Page and application data records:
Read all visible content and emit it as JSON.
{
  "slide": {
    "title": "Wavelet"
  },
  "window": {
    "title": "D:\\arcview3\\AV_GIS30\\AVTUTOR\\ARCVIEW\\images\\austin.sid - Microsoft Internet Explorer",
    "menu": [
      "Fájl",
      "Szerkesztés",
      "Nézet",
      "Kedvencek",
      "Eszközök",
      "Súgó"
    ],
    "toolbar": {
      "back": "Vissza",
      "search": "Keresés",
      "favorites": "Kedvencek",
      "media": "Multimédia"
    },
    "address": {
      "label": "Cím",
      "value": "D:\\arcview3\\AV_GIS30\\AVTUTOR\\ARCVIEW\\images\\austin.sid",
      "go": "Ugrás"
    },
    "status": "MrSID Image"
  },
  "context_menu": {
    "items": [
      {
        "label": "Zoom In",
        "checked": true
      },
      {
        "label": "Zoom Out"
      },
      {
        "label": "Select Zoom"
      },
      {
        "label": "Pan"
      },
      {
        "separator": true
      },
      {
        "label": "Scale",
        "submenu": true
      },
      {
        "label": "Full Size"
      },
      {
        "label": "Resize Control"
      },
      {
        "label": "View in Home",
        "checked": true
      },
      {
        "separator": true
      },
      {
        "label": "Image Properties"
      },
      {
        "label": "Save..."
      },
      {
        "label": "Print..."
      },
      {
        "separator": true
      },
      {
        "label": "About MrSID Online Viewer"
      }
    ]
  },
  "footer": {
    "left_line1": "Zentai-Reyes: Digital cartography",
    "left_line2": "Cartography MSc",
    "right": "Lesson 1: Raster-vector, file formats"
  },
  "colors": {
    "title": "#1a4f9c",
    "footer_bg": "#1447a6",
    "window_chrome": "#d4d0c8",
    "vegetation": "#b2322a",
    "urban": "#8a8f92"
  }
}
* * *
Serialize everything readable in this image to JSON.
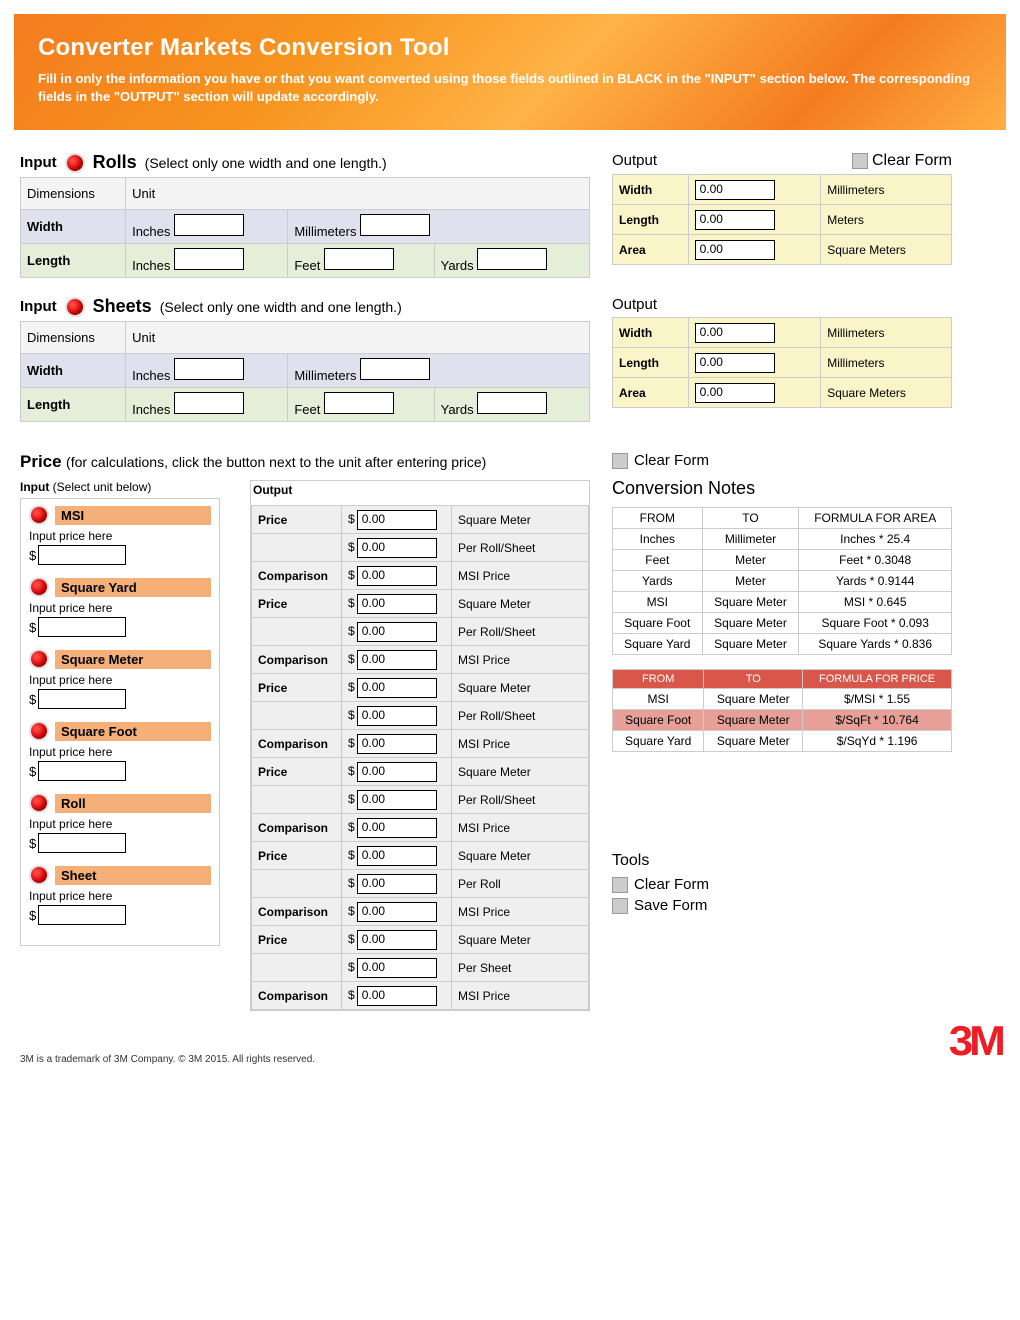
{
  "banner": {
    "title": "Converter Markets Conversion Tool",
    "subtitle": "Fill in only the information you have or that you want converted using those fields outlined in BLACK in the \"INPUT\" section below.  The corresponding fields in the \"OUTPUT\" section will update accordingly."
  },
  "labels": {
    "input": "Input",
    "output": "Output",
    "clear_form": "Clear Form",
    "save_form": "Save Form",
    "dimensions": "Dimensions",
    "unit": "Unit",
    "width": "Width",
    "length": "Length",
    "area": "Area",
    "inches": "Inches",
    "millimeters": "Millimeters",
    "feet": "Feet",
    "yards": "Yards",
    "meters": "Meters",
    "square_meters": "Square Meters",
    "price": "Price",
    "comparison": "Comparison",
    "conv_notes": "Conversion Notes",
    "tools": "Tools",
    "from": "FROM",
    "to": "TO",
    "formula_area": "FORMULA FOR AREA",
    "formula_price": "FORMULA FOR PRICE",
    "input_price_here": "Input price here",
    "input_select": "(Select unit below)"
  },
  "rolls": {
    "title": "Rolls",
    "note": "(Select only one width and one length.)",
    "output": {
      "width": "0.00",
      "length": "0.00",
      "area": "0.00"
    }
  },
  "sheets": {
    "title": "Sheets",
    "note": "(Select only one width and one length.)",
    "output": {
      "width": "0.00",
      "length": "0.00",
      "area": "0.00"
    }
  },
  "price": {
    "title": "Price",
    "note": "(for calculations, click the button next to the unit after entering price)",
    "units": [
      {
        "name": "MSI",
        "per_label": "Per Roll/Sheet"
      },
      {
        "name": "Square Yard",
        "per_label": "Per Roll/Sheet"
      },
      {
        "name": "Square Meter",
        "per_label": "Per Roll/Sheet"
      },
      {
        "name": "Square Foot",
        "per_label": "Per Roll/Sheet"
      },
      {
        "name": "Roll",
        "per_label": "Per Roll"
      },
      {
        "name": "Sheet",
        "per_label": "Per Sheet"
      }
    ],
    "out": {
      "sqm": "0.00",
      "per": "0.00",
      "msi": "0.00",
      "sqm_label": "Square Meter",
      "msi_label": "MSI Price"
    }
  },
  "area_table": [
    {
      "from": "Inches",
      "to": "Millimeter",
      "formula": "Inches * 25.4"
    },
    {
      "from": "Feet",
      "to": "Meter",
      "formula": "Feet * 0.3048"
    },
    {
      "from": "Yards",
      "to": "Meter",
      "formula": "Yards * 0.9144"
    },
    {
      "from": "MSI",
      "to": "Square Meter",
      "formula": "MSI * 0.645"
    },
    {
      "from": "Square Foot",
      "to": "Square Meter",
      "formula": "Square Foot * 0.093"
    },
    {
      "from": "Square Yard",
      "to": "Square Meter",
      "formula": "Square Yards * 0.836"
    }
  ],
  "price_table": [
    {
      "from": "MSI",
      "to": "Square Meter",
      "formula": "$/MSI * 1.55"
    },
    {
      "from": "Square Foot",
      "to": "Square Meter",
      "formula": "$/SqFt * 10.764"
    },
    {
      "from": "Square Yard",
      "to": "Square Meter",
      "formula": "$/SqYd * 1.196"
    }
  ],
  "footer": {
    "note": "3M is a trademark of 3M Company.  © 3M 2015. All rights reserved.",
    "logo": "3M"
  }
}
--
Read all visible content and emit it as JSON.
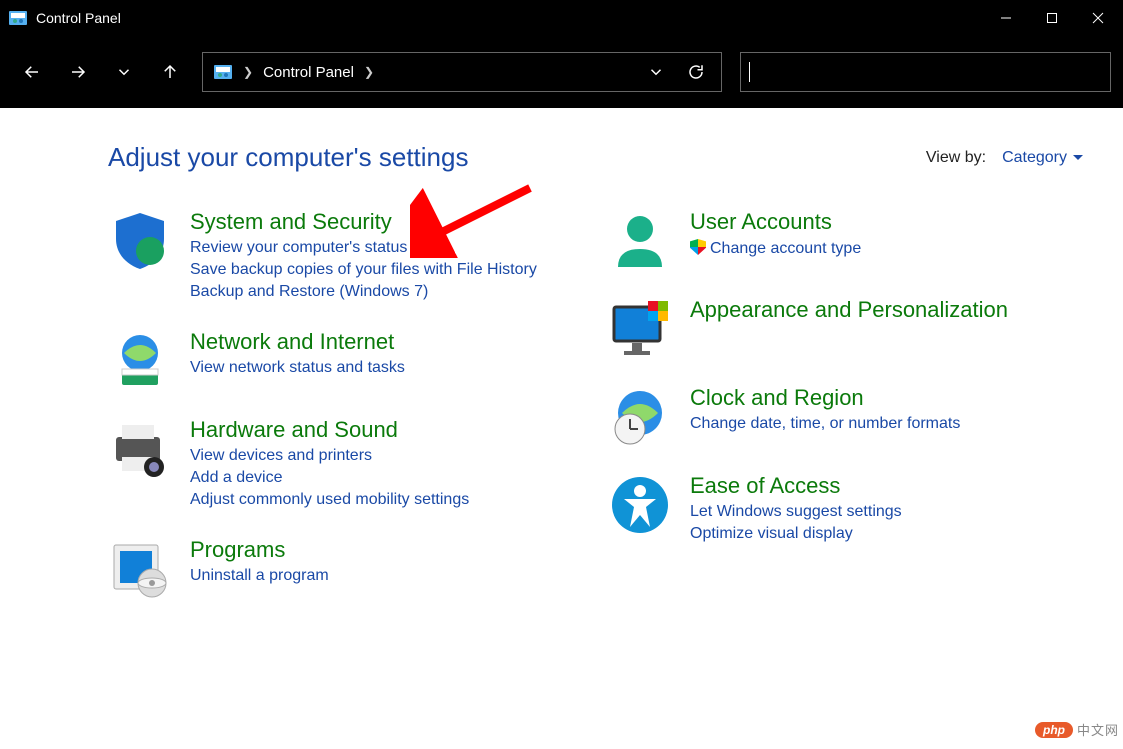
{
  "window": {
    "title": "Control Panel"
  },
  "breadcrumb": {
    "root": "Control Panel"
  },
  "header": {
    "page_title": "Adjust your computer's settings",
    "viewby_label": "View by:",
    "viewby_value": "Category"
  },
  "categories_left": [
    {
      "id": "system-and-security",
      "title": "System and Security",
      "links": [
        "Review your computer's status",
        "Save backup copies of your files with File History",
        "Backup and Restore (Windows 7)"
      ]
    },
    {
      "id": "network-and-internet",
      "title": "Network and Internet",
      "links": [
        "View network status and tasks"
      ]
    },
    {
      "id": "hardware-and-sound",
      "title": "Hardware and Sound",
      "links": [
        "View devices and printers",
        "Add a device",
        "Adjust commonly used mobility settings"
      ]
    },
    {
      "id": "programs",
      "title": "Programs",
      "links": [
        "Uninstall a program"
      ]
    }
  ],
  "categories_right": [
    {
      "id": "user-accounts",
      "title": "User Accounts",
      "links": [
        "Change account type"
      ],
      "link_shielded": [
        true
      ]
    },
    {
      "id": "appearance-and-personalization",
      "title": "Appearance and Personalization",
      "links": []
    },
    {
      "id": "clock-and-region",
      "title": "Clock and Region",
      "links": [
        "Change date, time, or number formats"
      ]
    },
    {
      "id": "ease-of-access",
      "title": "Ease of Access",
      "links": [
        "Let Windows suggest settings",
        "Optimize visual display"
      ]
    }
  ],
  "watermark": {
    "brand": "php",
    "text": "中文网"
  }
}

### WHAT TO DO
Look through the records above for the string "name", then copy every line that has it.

### RESULT OF THE EXERCISE
        "name": "MSI",
        "name": "Square Yard",
        "name": "Square Meter",
        "name": "Square Foot",
        "name": "Roll",
        "name": "Sheet",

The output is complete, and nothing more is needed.